*** Data ***

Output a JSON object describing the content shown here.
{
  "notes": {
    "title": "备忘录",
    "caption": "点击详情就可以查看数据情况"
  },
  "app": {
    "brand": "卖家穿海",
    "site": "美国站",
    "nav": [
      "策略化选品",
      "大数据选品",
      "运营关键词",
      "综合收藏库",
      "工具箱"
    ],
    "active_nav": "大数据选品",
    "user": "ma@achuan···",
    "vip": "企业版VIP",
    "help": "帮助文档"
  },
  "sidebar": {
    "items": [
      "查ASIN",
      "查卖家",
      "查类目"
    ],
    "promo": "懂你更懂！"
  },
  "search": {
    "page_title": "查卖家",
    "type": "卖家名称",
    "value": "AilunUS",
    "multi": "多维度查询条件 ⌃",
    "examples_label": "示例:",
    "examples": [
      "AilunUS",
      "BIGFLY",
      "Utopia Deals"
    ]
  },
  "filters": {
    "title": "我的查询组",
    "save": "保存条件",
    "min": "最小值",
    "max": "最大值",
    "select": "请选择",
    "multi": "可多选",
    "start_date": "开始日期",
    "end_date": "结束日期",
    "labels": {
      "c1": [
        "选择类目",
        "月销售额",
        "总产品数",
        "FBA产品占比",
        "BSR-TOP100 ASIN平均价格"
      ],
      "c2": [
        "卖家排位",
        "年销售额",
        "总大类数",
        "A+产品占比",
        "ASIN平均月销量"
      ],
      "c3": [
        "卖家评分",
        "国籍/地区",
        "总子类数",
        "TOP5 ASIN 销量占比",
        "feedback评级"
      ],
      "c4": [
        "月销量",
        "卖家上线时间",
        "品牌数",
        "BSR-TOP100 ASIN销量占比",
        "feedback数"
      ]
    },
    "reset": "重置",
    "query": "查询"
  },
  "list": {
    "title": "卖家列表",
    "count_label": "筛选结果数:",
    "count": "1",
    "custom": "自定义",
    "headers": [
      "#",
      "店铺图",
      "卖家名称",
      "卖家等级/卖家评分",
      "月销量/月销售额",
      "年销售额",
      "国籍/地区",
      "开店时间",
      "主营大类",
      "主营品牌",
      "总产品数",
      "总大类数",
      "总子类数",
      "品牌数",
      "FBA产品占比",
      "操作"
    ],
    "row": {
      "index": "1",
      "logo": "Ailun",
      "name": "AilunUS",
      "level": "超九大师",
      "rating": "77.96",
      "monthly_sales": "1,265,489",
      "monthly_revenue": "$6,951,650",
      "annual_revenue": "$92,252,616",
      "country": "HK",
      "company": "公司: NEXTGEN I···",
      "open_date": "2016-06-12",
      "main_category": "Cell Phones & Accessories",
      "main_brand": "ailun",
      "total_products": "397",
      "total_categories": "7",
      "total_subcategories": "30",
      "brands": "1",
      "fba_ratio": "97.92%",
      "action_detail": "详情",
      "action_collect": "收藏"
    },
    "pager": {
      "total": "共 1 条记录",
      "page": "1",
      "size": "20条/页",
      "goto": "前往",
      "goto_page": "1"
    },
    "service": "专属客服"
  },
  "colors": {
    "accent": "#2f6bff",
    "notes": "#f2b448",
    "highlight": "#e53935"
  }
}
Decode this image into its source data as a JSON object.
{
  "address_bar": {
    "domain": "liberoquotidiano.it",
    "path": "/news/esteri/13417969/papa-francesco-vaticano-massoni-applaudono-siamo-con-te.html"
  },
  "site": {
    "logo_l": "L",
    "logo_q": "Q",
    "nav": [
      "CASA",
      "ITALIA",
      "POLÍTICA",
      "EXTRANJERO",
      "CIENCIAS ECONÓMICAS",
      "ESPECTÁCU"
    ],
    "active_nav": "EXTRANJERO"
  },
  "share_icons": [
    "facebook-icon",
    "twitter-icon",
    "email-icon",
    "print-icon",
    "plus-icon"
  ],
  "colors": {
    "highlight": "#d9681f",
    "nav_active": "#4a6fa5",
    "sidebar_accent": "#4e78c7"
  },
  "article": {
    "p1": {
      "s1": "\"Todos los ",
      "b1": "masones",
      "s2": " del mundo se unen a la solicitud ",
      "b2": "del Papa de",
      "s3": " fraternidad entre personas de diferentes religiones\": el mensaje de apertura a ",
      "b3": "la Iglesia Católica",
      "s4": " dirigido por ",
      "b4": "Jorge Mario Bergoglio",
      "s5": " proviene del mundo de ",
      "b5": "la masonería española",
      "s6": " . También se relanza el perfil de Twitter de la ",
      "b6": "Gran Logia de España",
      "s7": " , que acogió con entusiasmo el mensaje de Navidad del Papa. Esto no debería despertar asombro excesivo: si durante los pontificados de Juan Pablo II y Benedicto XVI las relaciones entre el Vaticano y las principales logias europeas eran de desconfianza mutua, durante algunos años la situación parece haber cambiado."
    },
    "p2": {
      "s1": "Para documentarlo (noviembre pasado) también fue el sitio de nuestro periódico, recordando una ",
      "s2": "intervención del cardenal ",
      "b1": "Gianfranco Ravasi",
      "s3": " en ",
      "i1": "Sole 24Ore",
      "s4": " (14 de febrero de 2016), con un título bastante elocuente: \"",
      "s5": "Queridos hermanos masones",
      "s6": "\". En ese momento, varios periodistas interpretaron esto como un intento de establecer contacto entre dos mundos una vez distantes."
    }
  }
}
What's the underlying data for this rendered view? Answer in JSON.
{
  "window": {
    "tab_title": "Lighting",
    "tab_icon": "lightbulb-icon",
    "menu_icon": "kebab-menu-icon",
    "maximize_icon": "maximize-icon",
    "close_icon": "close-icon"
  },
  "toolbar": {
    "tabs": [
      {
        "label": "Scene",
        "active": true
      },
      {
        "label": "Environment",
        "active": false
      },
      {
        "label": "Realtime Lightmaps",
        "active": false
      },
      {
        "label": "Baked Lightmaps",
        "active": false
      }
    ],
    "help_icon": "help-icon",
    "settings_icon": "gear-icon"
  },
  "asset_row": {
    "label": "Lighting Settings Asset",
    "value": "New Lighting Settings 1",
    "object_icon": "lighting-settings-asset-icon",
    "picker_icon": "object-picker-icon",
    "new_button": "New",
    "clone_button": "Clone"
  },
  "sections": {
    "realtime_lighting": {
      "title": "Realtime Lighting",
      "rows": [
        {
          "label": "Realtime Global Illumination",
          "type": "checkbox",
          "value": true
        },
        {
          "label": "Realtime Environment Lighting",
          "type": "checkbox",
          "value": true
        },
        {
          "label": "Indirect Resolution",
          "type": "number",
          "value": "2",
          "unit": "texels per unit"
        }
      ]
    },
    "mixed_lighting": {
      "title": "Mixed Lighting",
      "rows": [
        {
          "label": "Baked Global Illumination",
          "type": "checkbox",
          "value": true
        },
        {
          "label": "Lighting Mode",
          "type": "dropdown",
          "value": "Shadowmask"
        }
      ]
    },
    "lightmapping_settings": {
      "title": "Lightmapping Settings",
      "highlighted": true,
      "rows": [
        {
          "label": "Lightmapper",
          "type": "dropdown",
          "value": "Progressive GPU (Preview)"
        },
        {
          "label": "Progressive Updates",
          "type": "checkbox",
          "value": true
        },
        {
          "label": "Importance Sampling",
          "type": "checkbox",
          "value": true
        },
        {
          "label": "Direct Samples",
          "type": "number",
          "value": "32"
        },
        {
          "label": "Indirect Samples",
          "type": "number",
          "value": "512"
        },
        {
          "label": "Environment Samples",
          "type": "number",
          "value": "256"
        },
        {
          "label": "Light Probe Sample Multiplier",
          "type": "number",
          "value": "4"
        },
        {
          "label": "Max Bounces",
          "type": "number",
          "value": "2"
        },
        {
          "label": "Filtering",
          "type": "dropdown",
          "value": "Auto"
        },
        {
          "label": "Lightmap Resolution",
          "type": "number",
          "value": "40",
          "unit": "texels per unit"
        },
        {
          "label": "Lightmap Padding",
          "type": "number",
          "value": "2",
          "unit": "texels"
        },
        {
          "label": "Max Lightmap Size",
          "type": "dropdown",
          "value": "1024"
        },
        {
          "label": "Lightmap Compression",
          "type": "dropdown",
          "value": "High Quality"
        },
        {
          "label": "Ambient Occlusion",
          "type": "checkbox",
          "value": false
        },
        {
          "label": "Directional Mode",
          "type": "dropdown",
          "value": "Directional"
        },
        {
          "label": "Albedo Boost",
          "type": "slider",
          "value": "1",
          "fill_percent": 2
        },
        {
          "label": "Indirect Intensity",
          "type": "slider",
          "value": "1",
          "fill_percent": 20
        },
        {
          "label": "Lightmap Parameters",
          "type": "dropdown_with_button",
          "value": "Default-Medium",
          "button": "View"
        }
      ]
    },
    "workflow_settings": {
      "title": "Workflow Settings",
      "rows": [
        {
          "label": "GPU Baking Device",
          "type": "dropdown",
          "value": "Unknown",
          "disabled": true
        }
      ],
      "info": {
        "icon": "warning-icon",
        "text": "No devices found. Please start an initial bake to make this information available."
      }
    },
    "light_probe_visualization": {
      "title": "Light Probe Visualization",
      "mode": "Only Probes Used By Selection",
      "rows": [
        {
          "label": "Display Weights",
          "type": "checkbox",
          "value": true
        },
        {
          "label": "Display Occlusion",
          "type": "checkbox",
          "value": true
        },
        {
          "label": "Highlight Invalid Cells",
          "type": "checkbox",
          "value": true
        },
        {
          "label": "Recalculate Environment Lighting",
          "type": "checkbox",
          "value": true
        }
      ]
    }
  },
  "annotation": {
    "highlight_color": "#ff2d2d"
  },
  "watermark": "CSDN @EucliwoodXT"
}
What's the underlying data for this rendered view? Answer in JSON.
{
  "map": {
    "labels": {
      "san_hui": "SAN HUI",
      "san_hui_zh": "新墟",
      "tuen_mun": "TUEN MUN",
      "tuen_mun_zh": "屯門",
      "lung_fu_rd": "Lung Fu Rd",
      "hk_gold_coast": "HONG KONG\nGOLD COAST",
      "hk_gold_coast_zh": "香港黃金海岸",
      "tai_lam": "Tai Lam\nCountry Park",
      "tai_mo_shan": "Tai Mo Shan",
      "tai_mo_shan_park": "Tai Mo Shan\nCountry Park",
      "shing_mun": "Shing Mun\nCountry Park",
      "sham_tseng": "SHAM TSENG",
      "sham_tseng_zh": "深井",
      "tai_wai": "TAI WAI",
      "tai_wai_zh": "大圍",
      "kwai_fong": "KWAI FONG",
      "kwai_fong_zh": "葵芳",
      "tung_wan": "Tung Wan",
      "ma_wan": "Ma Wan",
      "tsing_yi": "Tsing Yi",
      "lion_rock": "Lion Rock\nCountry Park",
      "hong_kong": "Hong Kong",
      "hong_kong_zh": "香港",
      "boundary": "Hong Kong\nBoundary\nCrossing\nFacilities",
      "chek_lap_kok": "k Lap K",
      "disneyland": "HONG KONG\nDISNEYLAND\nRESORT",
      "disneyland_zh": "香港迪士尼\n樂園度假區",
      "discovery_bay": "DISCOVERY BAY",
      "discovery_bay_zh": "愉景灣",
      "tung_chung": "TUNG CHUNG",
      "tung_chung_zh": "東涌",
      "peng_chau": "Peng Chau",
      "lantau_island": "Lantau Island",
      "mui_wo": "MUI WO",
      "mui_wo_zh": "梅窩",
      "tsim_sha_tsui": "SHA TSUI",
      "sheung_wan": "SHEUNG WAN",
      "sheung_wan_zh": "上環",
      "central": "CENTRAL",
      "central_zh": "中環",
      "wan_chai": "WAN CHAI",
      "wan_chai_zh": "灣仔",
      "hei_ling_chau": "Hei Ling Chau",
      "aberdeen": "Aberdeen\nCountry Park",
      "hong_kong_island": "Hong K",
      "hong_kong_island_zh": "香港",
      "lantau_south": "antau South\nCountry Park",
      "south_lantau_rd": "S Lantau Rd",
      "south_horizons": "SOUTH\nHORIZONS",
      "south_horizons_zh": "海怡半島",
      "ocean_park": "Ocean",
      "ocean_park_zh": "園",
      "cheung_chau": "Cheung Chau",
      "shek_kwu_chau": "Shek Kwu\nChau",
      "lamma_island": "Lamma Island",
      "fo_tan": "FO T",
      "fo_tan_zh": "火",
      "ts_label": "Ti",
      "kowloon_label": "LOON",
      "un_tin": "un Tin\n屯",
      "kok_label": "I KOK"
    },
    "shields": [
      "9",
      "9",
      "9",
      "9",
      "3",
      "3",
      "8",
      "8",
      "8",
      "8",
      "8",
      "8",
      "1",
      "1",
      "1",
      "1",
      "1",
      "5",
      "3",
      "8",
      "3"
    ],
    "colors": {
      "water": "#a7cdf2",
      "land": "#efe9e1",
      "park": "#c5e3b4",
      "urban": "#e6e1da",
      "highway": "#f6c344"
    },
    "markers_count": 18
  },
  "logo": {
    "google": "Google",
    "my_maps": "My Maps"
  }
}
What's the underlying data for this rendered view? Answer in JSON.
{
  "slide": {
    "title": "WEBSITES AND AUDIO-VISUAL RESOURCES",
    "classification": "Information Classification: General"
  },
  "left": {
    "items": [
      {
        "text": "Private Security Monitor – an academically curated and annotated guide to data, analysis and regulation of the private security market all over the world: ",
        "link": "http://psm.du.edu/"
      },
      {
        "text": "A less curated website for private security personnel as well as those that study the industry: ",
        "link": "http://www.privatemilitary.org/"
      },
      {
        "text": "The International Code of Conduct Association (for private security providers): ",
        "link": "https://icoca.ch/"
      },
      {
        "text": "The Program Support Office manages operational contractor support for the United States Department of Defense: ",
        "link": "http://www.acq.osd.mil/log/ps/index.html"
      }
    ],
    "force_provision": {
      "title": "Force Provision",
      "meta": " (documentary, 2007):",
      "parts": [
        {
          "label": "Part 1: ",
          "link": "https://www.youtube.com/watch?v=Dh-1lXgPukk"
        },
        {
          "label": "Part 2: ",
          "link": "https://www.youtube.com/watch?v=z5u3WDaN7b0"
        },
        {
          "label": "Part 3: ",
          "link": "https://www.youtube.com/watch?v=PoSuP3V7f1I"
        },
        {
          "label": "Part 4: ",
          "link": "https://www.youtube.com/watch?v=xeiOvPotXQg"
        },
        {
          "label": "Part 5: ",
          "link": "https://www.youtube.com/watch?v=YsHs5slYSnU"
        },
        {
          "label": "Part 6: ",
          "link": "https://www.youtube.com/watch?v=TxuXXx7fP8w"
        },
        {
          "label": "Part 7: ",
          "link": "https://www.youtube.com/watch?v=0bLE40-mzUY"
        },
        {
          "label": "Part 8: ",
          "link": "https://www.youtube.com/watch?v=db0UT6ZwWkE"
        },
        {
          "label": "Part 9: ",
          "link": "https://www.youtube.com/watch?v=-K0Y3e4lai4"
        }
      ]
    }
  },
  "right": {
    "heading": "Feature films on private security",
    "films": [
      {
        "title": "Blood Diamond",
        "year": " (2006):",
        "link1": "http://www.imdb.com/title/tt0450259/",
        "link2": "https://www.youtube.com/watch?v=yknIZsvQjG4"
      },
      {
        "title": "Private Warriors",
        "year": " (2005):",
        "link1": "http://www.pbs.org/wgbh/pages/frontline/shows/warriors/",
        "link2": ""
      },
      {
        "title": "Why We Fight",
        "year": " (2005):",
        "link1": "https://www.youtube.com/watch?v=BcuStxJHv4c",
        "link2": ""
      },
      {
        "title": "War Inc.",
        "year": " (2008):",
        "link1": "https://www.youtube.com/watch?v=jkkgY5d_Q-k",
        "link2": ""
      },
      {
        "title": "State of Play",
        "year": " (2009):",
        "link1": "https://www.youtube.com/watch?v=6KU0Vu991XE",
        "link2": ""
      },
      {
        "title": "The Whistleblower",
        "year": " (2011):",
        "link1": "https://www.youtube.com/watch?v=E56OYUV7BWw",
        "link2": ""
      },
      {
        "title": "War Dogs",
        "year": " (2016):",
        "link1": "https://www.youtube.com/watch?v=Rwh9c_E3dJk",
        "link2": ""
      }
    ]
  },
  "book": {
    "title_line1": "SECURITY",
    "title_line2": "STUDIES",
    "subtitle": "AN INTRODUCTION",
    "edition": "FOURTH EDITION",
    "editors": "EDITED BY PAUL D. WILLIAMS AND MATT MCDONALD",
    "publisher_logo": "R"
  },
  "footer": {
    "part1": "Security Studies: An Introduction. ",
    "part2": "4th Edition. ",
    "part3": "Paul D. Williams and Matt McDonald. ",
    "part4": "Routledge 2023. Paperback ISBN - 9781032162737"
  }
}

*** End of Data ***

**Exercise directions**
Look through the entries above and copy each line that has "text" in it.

**Answer section**
        "text": "No devices found. Please start an initial bake to make this information available."
        "text": "Private Security Monitor – an academically curated and annotated guide to data, analysis and regulation of the private security market all over the world: ",
        "text": "A less curated website for private security personnel as well as those that study the industry: ",
        "text": "The International Code of Conduct Association (for private security providers): ",
        "text": "The Program Support Office manages operational contractor support for the United States Department of Defense: ",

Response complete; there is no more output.